A heart condition, not record-setting heat, killed a man during an unusually hot and humid Chicago Marathon.
Chad Schieber, 35, collapsed well into Sunday's race, leading to speculation his death was related to the 31-degree (88 Fahrenheit) temperatures that forced organizers to announce they were halting the race. Several other people collapsed, and at least two remained in critical condition Monday.
The medical examiner's office said Schieber had mitral valve prolapse and did not die from the heat, according to the Cook County Medical Examiner's office.
The condition is a "common heart disorder" in which the valve between the "heart's left upper chamber and lower left chamber does not close properly," according to MayoClinic.com. It is in most cases harmless, the sometimes requires treatment, the Web site says.
Schieber, police officer from the state of Michigan, was pronounced dead shortly before 1 p.m. at a Veteran's Affairs hospital, according to the medical examiner's office.
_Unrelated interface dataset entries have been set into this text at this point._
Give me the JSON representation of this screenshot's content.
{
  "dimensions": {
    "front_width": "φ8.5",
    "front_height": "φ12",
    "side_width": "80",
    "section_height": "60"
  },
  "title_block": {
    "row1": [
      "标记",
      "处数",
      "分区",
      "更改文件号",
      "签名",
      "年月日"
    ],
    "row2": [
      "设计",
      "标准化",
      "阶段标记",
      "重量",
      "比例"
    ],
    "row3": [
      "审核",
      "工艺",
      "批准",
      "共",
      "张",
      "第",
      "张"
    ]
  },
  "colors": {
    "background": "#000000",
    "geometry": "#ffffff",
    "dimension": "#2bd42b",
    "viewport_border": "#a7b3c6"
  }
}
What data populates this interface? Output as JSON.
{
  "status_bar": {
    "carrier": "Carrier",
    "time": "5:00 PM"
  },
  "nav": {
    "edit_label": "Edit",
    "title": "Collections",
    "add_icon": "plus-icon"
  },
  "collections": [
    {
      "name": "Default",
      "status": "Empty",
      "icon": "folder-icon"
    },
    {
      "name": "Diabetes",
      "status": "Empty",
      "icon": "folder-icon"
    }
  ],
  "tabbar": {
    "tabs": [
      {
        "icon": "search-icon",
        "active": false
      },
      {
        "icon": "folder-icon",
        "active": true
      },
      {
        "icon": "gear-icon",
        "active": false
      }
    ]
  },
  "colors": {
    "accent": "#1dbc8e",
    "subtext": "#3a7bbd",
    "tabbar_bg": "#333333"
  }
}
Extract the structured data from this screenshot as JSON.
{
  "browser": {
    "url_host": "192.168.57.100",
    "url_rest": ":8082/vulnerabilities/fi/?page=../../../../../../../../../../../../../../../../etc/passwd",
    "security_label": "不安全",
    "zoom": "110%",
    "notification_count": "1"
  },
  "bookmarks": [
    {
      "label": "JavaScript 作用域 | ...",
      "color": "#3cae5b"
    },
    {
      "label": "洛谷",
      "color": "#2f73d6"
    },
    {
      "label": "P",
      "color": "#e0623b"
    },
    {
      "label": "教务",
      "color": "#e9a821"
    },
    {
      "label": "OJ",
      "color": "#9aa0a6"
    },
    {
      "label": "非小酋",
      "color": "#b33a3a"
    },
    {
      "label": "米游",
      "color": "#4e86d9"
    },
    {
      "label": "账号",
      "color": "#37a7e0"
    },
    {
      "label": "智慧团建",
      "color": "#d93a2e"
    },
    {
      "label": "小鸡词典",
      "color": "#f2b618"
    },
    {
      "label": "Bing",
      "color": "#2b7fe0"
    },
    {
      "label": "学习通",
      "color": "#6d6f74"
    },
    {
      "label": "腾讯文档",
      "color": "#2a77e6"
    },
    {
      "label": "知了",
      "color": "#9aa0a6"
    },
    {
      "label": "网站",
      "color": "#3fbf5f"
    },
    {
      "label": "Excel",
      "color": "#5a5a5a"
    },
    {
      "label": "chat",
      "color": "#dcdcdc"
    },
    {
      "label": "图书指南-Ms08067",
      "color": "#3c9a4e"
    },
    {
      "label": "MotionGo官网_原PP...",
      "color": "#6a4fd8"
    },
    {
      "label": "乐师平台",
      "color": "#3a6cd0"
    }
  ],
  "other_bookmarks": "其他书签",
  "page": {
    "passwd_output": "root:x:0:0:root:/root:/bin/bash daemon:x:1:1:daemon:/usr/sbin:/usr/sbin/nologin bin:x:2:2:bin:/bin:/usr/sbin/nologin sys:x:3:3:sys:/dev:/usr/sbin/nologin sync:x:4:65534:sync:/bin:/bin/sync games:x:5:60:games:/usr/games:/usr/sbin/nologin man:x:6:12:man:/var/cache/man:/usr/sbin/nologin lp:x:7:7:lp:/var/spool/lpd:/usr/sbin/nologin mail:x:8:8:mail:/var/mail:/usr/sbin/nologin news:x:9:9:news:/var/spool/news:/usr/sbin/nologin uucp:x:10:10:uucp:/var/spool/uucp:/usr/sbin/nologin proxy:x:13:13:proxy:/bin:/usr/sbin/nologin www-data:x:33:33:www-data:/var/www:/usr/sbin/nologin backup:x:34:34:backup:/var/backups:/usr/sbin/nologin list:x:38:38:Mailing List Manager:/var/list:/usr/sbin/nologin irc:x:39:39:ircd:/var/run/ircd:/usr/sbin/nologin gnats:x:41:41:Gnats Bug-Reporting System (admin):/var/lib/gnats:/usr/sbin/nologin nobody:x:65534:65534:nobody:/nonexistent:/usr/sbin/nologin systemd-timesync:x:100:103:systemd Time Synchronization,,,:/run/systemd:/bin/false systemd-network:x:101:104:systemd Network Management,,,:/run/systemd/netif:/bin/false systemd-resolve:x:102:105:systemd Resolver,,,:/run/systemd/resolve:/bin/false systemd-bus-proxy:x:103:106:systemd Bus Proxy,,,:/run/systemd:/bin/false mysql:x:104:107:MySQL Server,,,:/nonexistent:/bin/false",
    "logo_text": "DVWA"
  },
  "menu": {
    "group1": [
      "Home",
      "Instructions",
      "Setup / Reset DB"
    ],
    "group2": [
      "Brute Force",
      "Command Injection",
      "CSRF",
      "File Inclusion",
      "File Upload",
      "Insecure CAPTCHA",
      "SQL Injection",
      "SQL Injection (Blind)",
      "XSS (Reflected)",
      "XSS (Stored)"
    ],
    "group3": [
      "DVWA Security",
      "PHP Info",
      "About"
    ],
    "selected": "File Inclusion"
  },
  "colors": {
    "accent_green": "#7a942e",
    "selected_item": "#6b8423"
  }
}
"It sounds like he lost his pulse very fast and died on the race course," George Chiampas, the race's medical director, said at a news conference. Chiampas said witnesses reported seeing Schieber collapse and become unresponsive.
At least 49 people were taken to hospitals, while another 250 were treated onsite, many for heat-related ailments. About 10,000 of the 45,000 registered runners never even showed for the race, while another 10,934 started but didn't finish, officials said.
Within two hours of the 8 a.m. start time, temperatures already had reached a race-record of 31 degrees (88 F). The previous marathon record of 29 degrees (84 F) was set in 1979. The high heat index prompted organizers to stop the race at 11:30 a.m., about 3 1/2 hours into the run.